Shape & Style

Once the placement of the pool has been determined, it's time to choose the shape, size and style. This will establish not only the parameters of the pool within the landscape and proportionality to your property, but the character of the entire pool environment as well.

Formal pools, in symmetrical shapes, with straight lines can repeat the architectural planes of a house. Their elongated shapes direct the view outward. The oldest, most classic example is the rectangular pool.

Free-form pools, which feature irregular curves, generally require more space than symmetrical shapes. This style dates back to the years immediately following World War II, when the advent of gunite made such curvaceous forms economically feasible. Some pool curves accommodate existing site features such as trees and rocks.

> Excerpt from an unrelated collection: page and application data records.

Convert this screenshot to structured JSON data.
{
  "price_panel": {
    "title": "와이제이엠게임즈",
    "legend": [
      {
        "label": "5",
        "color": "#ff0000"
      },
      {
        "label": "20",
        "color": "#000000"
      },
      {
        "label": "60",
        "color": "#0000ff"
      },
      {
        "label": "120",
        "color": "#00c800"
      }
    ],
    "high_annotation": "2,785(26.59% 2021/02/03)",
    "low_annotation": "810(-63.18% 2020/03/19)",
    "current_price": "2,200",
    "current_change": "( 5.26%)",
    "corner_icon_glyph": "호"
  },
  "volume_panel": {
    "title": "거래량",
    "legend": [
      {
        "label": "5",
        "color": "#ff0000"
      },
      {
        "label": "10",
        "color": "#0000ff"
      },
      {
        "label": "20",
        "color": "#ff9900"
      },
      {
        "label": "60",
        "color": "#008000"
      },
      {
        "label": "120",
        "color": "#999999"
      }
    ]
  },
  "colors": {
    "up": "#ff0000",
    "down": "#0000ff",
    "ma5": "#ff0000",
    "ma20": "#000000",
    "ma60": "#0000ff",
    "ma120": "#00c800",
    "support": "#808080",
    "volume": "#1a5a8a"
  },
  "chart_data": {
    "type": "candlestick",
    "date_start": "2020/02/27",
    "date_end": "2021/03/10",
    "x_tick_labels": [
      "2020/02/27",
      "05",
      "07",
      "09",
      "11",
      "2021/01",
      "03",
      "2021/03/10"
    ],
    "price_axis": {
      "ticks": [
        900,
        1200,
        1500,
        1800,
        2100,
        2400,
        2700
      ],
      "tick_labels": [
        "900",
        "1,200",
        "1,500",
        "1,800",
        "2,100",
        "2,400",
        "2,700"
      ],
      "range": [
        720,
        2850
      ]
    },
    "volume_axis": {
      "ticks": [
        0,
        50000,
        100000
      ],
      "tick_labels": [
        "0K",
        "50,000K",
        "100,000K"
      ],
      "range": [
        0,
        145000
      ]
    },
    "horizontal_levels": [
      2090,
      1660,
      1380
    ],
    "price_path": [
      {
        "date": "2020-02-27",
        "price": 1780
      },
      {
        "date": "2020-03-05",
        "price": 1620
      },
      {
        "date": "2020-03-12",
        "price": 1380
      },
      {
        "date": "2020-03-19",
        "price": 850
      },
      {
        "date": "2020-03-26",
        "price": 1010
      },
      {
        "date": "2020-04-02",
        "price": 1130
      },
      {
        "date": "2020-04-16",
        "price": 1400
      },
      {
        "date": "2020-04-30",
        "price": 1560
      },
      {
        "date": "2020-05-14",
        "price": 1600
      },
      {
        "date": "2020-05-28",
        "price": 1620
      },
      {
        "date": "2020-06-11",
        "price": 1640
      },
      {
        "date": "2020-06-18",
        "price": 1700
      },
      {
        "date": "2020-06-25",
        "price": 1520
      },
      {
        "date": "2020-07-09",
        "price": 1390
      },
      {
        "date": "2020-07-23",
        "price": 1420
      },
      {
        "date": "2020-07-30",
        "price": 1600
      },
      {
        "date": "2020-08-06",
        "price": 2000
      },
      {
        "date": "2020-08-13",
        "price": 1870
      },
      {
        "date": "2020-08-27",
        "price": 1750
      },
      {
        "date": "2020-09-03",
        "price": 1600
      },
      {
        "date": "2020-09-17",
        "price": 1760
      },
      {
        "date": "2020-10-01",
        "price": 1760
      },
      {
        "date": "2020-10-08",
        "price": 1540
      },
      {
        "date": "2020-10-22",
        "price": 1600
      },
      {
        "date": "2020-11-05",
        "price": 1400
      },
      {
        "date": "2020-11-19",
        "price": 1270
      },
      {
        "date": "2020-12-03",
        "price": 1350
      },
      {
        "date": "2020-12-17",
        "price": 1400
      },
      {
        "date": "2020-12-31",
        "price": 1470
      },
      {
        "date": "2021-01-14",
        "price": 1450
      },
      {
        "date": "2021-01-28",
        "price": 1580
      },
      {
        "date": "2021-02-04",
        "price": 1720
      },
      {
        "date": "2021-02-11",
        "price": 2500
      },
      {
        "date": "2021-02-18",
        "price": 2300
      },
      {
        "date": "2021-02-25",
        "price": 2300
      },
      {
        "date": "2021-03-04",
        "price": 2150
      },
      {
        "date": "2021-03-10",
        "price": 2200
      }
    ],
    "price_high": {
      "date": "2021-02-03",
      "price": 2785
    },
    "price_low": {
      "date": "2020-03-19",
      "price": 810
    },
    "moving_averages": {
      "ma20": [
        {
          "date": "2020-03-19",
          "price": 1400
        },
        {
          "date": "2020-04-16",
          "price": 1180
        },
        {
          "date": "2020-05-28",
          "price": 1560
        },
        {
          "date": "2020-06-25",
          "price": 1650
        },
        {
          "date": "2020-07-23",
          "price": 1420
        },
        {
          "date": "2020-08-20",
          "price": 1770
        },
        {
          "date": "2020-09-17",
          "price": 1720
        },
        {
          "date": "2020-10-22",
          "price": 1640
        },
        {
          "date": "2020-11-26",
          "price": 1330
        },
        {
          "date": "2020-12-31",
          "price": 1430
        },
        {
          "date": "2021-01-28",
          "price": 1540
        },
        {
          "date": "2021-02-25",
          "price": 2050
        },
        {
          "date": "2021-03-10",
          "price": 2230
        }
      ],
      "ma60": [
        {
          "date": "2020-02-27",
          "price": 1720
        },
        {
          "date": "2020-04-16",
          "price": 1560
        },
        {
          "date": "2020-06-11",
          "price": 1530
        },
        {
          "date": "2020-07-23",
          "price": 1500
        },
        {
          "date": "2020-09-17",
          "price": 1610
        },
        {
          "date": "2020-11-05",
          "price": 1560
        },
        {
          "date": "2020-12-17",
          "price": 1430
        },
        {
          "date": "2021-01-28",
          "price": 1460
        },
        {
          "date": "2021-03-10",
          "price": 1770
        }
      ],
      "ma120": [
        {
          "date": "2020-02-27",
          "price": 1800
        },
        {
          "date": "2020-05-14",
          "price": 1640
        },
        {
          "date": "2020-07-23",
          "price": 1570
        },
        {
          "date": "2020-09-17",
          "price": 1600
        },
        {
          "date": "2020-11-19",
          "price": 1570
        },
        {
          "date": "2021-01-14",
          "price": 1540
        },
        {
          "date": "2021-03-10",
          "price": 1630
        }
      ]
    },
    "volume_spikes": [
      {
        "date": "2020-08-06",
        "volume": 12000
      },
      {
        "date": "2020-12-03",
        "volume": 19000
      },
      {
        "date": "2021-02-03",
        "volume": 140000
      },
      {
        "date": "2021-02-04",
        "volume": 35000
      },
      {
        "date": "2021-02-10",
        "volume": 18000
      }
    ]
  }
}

When vegetation is planted up to the edges, organically shaped pools can look convincingly natural.

Alternatively, you could go for the ultra-natural look, where your pool would look as if it was always meant to be there. This can be achieved by utilizing the existing topography and incorporating a variety of plants, rocks and boulders that will allow the basin to blend seamlessly into its surrounds.

Pond or swimming pool? It is possible to blur the visual definition between the two with planted perimeters, boulder-strewn edges, and rushing waterfalls.